*What you are asked to do:* If a line of the data below contains the string "year", copy it into your answer.

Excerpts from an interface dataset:

== Segment start ==

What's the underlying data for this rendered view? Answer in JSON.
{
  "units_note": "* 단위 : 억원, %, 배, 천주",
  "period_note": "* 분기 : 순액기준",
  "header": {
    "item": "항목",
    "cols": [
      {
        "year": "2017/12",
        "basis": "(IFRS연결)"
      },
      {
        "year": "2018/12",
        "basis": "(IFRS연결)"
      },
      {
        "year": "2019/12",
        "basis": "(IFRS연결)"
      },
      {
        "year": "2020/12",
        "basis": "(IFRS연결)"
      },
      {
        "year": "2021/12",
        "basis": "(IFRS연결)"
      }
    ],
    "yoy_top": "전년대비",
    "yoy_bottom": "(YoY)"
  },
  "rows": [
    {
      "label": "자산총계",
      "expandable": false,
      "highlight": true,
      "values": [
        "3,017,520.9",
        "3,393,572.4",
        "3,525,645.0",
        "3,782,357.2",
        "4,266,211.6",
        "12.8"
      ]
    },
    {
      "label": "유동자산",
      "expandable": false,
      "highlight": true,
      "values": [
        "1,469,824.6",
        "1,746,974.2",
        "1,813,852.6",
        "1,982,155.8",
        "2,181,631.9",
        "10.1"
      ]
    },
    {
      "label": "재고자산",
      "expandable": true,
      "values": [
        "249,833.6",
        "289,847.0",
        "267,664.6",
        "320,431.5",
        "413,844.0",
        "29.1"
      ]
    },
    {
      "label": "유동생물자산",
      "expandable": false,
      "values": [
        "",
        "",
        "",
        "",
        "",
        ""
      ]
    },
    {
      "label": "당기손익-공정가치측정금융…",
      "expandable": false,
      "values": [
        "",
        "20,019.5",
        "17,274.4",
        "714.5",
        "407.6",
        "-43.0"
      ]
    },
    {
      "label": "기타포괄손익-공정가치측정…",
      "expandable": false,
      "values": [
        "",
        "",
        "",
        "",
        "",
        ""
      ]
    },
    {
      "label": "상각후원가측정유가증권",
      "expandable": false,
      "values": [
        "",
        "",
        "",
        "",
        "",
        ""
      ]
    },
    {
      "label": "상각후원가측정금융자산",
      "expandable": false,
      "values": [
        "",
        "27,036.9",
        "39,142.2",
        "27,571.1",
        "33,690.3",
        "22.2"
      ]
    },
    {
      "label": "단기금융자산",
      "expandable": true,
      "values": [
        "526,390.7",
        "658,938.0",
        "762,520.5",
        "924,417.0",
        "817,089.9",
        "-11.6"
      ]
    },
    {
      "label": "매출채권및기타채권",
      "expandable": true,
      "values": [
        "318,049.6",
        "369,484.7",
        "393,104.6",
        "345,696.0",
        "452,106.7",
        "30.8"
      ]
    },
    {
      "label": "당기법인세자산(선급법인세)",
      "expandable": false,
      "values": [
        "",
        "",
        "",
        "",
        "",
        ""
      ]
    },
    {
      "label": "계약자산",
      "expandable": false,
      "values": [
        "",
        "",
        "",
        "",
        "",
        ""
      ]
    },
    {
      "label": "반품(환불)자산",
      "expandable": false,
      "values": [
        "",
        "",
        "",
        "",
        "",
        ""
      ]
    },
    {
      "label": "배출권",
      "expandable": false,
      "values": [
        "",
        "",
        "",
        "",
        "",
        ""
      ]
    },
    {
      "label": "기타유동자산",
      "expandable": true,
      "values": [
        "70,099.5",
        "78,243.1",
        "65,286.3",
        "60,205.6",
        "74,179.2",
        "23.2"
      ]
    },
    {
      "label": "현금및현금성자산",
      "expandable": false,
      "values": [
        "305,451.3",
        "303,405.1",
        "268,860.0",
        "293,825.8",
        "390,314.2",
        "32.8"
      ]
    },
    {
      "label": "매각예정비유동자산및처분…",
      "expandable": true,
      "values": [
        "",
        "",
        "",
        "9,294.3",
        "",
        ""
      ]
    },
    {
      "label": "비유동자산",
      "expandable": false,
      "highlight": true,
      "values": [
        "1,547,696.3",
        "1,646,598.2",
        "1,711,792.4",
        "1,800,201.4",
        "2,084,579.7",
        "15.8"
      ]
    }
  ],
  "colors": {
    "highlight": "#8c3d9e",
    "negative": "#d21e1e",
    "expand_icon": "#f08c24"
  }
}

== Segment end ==

*Result of this exercise:*
        "year": "2017/12",
        "year": "2018/12",
        "year": "2019/12",
        "year": "2020/12",
        "year": "2021/12",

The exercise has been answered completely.